By Rachael Rettner | June 24, 2019 07:14am ET
The quest for new antibiotics has led researchers to a surprising candidate: the hemp compound CBD.
A new study finds that CBD, or cannabidiol, is “remarkably effective” at killing bacteria, at least in a test tube, the researchers in the new study said. The results showed that CBD had antibiotic effects against a number of so-called Gram-positive bacteria, including types of staph and strep bacteria, as well as strains that had become resistant to other antibiotic drugs.
The work will be presented June 23 in San Francisco at ASM Microbe, the annual meeting of the American Society for Microbiology; the research has not yet been published in a peer-reviewed journal.
CBD has garnered a lot of attention in recent years for its potential to provide therapeutic effects without producing the high typically associated with marijuana. But so far, the Food and Drug Administration (FDA) has approved CBD only in prescription-drug form for treating rare types of childhood epilepsy.
In addition, studies suggest that CBD may have anti-inflammatory effects, but whether it also has antibiotic effects has been unclear.
In the new study, the researchers tested whether a CBD could kill different types of bacteria.
In experiments in lab dishes, CBD did just as well as the prescription antibiotics vancomycin and daptomycin in killing certain strains of Staphylococcus and Streptococcus bacteria.
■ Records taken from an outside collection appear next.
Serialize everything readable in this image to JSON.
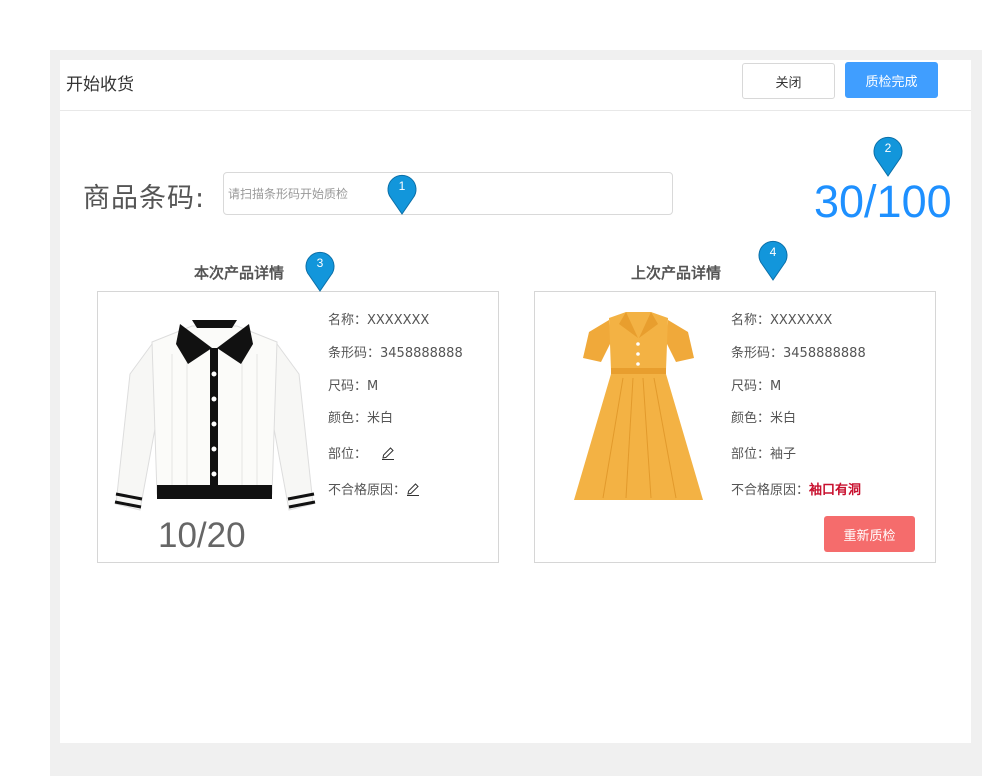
{
  "header": {
    "title": "开始收货",
    "close_label": "关闭",
    "done_label": "质检完成"
  },
  "barcode": {
    "label": "商品条码:",
    "placeholder": "请扫描条形码开始质检"
  },
  "counter": "30/100",
  "markers": [
    "1",
    "2",
    "3",
    "4"
  ],
  "current_product": {
    "section_title": "本次产品详情",
    "name": "名称：XXXXXXX",
    "barcode": "条形码：3458888888",
    "size": "尺码：M",
    "color": "颜色：米白",
    "part": "部位：",
    "reason": "不合格原因：",
    "count": "10/20"
  },
  "previous_product": {
    "section_title": "上次产品详情",
    "name": "名称：XXXXXXX",
    "barcode": "条形码：3458888888",
    "size": "尺码：M",
    "color": "颜色：米白",
    "part": "部位：袖子",
    "reason_label": "不合格原因：",
    "reason_value": "袖口有洞",
    "recheck_label": "重新质检"
  },
  "colors": {
    "primary": "#409eff",
    "counter": "#1e90ff",
    "danger_button": "#f56c6c",
    "defect_text": "#c8102e",
    "marker": "#1296db"
  }
}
The compound even worked against strains of staph and strep bacteria that had become resistant to vancomycin and daptomycin, the authors said.
CBD also showed activity against bacterial biofilms, which form when bacteria secrete proteins to form films on surfaces. These biofilms can cause difficult-to-treat infections.
Experts cautioned that many different compounds appear to show antibiotic effects in lab dishes, known as “in vitro” experiments, but these findings don’t always translate to people.
Many more studies will be needed to see if CBD could be used as an antibiotic in people. Research will need to determine the dose needed to kill bacteria in the body, whether this dose is safe and how the antibiotic might be delivered.